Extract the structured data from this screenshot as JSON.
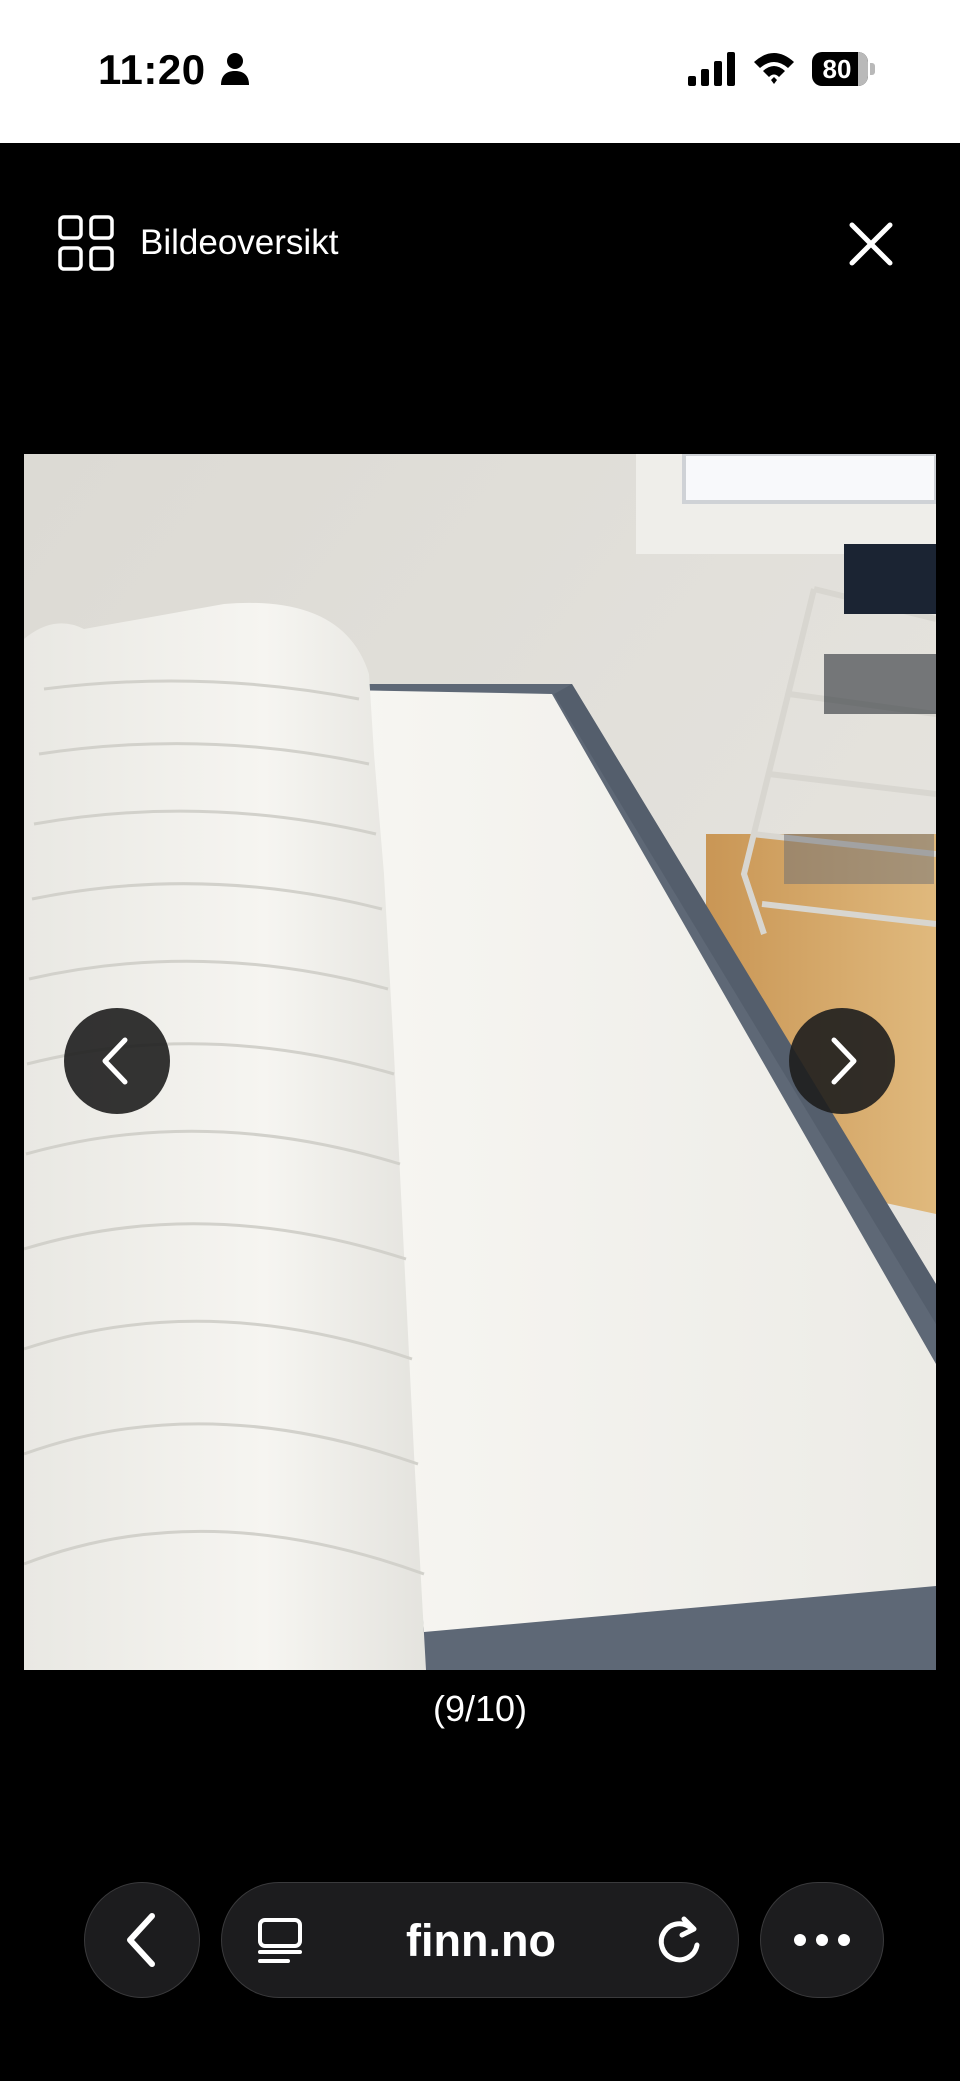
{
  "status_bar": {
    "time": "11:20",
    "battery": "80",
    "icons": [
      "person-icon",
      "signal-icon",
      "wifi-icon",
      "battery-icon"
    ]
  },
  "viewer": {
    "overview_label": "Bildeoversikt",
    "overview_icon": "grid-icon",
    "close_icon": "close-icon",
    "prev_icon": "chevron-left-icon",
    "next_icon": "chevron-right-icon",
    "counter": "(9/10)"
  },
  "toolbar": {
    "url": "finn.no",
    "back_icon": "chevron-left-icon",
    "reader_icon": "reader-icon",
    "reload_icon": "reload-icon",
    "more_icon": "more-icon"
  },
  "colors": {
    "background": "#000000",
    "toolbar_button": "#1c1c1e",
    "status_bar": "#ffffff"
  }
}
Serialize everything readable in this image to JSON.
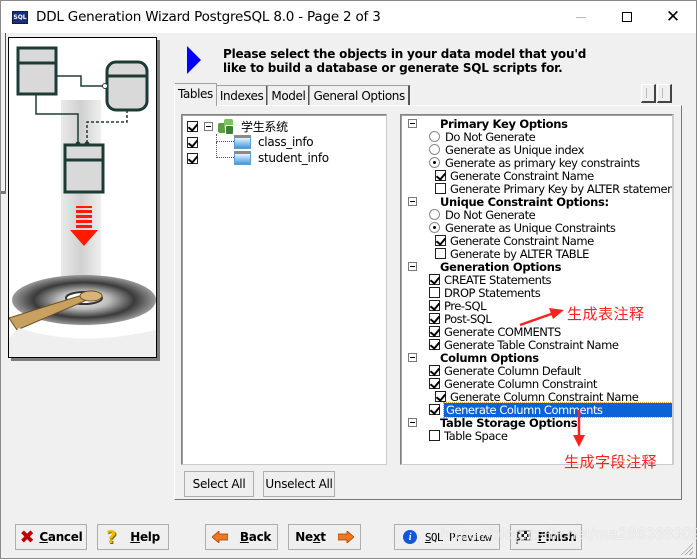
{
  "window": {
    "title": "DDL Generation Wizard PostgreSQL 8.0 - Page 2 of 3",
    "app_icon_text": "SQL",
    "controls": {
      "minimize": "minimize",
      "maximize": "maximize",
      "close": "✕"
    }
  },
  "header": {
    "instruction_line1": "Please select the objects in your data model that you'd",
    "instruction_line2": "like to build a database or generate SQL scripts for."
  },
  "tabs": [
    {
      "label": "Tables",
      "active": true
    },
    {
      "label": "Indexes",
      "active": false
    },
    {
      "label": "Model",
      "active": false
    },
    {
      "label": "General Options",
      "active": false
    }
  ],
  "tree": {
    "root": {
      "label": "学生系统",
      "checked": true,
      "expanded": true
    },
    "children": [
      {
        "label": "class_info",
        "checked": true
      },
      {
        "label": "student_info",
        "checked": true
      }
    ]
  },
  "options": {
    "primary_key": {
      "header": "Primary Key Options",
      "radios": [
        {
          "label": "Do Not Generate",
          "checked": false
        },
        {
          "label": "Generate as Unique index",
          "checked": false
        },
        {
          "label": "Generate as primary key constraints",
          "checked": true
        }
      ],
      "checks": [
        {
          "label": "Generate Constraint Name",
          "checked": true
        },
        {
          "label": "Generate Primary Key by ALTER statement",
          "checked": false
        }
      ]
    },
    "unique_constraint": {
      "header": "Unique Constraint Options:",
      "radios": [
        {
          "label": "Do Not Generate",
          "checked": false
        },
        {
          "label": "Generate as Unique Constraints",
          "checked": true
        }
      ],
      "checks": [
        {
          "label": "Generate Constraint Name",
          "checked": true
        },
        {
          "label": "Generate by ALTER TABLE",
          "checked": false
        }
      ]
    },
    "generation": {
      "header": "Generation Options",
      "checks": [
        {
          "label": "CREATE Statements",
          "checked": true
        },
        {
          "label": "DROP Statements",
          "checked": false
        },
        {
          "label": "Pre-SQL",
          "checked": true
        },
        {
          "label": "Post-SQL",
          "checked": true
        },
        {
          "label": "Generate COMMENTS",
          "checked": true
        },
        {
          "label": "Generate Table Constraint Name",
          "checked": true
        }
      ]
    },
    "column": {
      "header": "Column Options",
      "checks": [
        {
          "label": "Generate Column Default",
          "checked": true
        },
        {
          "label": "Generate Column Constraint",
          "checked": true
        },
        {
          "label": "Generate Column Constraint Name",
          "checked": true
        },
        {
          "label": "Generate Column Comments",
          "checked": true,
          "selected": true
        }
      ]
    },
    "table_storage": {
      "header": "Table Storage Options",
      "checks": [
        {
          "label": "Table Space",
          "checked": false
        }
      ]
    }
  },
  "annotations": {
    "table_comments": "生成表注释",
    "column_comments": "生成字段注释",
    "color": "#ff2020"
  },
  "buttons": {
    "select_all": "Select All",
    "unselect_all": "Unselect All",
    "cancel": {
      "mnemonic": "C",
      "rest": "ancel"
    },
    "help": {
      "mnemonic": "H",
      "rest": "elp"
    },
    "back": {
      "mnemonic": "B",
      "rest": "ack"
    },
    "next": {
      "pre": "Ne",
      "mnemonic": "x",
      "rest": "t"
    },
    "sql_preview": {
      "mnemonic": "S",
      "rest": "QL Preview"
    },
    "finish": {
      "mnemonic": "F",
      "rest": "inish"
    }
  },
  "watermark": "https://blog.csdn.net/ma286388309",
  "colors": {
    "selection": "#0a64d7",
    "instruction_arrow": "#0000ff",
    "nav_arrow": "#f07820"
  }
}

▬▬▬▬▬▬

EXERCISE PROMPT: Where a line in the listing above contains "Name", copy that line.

REPLY:
          "label": "Generate Constraint Name",
          "label": "Generate Constraint Name",
          "label": "Generate Table Constraint Name",
          "label": "Generate Column Constraint Name",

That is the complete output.